[Dataset excerpts]

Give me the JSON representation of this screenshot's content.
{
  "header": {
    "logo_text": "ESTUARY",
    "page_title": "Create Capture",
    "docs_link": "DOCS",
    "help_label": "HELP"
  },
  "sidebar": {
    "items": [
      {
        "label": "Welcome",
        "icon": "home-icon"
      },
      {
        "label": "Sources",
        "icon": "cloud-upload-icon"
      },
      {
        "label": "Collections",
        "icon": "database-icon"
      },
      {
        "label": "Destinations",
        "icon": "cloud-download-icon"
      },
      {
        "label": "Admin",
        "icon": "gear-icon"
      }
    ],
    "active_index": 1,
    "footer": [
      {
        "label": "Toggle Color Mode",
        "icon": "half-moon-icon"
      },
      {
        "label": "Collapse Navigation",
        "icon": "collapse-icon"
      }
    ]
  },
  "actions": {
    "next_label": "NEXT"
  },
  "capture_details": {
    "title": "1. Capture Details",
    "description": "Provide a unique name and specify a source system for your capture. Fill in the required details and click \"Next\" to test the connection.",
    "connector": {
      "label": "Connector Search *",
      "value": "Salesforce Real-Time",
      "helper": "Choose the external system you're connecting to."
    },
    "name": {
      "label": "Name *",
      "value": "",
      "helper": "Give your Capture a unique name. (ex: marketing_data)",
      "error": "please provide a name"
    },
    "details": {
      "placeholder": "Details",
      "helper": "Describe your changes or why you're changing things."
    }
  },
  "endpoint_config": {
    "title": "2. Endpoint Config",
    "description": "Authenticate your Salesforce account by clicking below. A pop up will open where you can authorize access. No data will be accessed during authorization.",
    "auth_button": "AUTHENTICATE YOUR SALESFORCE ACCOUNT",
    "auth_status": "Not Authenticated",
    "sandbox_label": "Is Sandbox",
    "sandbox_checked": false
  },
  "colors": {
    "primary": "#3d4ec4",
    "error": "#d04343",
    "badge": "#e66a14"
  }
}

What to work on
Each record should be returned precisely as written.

Final answer
Give me the JSON representation of this screenshot's content.
{
  "header": {
    "logo_text": "ESTUARY",
    "page_title": "Create Capture",
    "docs_link": "DOCS",
    "help_label": "HELP"
  },
  "sidebar": {
    "items": [
      {
        "label": "Welcome",
        "icon": "home-icon"
      },
      {
        "label": "Sources",
        "icon": "cloud-upload-icon"
      },
      {
        "label": "Collections",
        "icon": "database-icon"
      },
      {
        "label": "Destinations",
        "icon": "cloud-download-icon"
      },
      {
        "label": "Admin",
        "icon": "gear-icon"
      }
    ],
    "active_index": 1,
    "footer": [
      {
        "label": "Toggle Color Mode",
        "icon": "half-moon-icon"
      },
      {
        "label": "Collapse Navigation",
        "icon": "collapse-icon"
      }
    ]
  },
  "actions": {
    "next_label": "NEXT"
  },
  "capture_details": {
    "title": "1. Capture Details",
    "description": "Provide a unique name and specify a source system for your capture. Fill in the required details and click \"Next\" to test the connection.",
    "connector": {
      "label": "Connector Search *",
      "value": "Salesforce Real-Time",
      "helper": "Choose the external system you're connecting to."
    },
    "name": {
      "label": "Name *",
      "value": "",
      "helper": "Give your Capture a unique name. (ex: marketing_data)",
      "error": "please provide a name"
    },
    "details": {
      "placeholder": "Details",
      "helper": "Describe your changes or why you're changing things."
    }
  },
  "endpoint_config": {
    "title": "2. Endpoint Config",
    "description": "Authenticate your Salesforce account by clicking below. A pop up will open where you can authorize access. No data will be accessed during authorization.",
    "auth_button": "AUTHENTICATE YOUR SALESFORCE ACCOUNT",
    "auth_status": "Not Authenticated",
    "sandbox_label": "Is Sandbox",
    "sandbox_checked": false
  },
  "colors": {
    "primary": "#3d4ec4",
    "error": "#d04343",
    "badge": "#e66a14"
  }
}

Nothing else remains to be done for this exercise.